EXTRACTED INFORMATION

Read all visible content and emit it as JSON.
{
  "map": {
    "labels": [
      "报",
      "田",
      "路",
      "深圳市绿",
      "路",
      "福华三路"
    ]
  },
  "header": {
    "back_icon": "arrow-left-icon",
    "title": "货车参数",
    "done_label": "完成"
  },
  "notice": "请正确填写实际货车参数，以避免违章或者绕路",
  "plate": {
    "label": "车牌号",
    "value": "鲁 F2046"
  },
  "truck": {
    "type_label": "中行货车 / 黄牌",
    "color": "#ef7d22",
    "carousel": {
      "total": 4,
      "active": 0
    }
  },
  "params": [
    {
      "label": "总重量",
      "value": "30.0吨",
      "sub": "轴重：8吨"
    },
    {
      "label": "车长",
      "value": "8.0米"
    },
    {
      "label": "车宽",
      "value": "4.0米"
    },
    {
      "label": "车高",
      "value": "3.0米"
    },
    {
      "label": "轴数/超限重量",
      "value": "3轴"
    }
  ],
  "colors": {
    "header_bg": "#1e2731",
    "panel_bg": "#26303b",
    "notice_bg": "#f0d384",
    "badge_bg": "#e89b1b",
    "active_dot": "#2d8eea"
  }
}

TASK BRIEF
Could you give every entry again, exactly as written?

ANSWER SPACE
Read all visible content and emit it as JSON.
{
  "map": {
    "labels": [
      "报",
      "田",
      "路",
      "深圳市绿",
      "路",
      "福华三路"
    ]
  },
  "header": {
    "back_icon": "arrow-left-icon",
    "title": "货车参数",
    "done_label": "完成"
  },
  "notice": "请正确填写实际货车参数，以避免违章或者绕路",
  "plate": {
    "label": "车牌号",
    "value": "鲁 F2046"
  },
  "truck": {
    "type_label": "中行货车 / 黄牌",
    "color": "#ef7d22",
    "carousel": {
      "total": 4,
      "active": 0
    }
  },
  "params": [
    {
      "label": "总重量",
      "value": "30.0吨",
      "sub": "轴重：8吨"
    },
    {
      "label": "车长",
      "value": "8.0米"
    },
    {
      "label": "车宽",
      "value": "4.0米"
    },
    {
      "label": "车高",
      "value": "3.0米"
    },
    {
      "label": "轴数/超限重量",
      "value": "3轴"
    }
  ],
  "colors": {
    "header_bg": "#1e2731",
    "panel_bg": "#26303b",
    "notice_bg": "#f0d384",
    "badge_bg": "#e89b1b",
    "active_dot": "#2d8eea"
  }
}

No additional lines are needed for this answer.